WHAT YOU WILL DO ▸
Once you have checked each line below for the word "Pair", give the number of lines that have it and nothing further.

Items from an interface collection ▸

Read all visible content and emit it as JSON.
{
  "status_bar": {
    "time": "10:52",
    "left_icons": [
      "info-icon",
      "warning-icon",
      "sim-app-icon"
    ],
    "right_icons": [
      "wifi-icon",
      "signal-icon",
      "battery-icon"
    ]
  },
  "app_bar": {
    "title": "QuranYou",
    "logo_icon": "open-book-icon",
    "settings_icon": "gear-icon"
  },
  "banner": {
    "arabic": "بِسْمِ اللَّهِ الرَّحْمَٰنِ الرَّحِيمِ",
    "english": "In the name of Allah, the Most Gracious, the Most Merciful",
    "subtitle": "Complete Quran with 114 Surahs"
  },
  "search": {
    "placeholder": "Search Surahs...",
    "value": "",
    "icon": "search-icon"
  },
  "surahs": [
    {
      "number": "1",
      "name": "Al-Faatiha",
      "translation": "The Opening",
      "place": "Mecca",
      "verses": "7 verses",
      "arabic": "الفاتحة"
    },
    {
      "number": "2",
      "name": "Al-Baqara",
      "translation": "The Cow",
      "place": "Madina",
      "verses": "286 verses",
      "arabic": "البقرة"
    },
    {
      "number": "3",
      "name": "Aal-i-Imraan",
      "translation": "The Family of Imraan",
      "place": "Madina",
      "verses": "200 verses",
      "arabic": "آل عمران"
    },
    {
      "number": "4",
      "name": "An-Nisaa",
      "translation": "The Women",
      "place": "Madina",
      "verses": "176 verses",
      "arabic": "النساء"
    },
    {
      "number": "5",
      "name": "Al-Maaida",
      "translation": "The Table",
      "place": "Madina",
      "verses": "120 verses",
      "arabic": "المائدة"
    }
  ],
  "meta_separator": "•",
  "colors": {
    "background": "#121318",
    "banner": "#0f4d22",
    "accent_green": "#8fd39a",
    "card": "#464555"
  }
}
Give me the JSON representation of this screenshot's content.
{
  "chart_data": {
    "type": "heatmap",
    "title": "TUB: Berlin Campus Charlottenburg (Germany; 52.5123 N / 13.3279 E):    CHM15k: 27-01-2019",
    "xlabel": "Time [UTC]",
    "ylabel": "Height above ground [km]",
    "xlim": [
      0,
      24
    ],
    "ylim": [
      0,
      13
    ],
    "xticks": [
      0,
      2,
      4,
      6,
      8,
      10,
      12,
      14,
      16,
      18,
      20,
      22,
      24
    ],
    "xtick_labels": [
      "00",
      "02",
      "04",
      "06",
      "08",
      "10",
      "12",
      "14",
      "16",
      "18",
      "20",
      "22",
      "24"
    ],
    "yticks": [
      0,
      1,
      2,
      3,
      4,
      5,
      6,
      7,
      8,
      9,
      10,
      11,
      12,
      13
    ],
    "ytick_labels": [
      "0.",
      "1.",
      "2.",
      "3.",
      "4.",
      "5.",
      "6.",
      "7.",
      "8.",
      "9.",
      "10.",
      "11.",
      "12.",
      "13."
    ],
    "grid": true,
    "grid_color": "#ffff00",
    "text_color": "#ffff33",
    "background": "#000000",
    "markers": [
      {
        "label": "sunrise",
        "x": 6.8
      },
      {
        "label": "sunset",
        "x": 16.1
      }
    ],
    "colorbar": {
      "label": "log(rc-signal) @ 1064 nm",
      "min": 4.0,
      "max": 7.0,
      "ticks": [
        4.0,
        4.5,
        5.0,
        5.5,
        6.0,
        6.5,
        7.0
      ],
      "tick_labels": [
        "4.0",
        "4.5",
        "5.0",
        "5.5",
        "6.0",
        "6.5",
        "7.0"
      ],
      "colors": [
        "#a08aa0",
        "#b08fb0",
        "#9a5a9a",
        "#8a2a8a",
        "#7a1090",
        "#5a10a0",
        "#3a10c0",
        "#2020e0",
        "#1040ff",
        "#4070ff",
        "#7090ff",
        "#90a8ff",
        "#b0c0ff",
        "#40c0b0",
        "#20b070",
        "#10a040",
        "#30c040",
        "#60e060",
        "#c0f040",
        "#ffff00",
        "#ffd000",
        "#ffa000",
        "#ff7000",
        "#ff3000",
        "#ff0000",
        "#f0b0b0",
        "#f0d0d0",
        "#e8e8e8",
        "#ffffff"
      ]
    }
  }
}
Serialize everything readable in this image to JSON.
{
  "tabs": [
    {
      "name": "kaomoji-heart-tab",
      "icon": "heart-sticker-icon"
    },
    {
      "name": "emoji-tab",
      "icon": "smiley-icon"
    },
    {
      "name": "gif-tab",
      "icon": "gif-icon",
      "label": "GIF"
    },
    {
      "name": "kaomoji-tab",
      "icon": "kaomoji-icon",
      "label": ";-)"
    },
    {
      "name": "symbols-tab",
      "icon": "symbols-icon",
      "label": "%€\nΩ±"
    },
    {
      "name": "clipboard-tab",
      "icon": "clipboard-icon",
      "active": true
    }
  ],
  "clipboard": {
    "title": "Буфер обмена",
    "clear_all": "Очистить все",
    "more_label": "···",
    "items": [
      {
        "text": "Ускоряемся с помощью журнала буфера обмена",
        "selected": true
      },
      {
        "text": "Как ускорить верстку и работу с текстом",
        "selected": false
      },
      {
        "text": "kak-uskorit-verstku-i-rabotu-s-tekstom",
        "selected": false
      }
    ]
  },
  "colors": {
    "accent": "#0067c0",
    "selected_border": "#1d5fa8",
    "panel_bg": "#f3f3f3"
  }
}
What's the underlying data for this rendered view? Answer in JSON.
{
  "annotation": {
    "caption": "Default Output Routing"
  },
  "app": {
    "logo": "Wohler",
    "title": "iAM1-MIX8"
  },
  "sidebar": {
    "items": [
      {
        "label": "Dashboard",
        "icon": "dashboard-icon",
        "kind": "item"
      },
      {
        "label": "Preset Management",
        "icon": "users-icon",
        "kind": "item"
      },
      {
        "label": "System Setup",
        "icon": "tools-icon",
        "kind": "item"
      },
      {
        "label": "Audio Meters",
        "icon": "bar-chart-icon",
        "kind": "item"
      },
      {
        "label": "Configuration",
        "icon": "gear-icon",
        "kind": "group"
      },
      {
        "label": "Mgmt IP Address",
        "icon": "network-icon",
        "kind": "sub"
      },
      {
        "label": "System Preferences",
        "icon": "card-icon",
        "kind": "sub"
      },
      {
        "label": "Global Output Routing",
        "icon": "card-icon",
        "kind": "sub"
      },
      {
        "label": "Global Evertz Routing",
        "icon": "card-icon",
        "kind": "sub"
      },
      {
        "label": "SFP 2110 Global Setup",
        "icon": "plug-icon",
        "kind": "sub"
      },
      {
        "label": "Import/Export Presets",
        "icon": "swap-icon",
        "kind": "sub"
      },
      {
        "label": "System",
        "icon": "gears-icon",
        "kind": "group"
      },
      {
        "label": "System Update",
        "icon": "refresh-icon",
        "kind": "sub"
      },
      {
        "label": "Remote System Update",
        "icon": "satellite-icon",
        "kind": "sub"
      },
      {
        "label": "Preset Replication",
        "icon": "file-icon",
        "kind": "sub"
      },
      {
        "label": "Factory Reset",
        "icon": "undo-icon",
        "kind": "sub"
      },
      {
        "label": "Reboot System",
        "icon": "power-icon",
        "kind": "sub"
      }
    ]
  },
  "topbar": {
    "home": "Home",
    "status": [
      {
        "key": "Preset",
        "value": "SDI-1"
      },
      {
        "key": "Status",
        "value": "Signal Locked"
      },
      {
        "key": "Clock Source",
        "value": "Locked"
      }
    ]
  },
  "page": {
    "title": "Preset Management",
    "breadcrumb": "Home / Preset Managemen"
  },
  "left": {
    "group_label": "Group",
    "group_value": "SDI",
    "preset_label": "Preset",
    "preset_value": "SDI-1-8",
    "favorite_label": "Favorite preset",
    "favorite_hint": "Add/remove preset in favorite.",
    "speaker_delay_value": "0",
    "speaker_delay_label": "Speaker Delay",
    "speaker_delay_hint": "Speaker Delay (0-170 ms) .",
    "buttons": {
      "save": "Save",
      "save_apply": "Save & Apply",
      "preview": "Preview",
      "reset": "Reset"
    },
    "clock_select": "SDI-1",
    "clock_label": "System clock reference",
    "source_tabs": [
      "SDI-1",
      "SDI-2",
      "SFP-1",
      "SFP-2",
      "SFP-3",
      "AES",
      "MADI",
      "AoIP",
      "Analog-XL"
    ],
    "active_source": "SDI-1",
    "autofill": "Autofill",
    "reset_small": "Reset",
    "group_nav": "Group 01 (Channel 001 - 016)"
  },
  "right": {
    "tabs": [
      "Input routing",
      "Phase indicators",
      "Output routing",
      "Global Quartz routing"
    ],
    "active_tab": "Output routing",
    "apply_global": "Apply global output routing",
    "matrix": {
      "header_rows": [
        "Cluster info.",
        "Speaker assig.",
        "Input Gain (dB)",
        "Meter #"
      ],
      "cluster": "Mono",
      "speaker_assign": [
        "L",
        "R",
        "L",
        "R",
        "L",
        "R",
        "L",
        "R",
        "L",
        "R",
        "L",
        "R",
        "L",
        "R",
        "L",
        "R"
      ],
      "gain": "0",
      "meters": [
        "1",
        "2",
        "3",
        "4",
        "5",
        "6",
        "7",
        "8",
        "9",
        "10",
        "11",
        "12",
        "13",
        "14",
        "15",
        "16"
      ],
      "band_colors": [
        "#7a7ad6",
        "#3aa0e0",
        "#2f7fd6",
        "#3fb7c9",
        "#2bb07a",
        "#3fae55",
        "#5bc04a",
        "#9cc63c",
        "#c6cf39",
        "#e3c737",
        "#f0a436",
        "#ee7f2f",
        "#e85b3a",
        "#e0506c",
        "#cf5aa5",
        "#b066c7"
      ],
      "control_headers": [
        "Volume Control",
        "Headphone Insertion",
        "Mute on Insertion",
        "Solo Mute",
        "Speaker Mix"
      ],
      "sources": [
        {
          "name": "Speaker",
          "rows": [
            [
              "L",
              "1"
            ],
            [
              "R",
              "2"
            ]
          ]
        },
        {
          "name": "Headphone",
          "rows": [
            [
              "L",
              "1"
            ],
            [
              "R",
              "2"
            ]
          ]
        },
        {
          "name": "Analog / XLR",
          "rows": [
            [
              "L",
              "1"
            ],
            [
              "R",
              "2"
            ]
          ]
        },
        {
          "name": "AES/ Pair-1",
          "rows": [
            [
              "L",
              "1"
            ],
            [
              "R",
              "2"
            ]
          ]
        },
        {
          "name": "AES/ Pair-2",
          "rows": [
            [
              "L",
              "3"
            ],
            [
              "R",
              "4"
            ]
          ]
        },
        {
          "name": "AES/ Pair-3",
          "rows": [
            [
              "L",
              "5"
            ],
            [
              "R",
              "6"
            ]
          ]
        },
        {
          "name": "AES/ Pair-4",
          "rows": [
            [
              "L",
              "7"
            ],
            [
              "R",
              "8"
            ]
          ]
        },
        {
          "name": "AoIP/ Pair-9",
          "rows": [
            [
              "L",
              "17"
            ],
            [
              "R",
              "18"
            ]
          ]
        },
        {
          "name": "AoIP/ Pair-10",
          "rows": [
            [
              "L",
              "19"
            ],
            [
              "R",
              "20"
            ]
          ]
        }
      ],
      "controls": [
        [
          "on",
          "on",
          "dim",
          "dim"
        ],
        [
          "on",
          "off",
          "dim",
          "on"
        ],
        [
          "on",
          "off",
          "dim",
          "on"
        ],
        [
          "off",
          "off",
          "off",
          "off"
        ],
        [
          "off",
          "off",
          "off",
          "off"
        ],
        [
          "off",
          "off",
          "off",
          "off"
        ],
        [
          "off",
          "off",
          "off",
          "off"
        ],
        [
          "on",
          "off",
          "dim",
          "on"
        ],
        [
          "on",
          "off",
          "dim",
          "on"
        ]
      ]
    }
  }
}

COMPLETED TASK ▸
6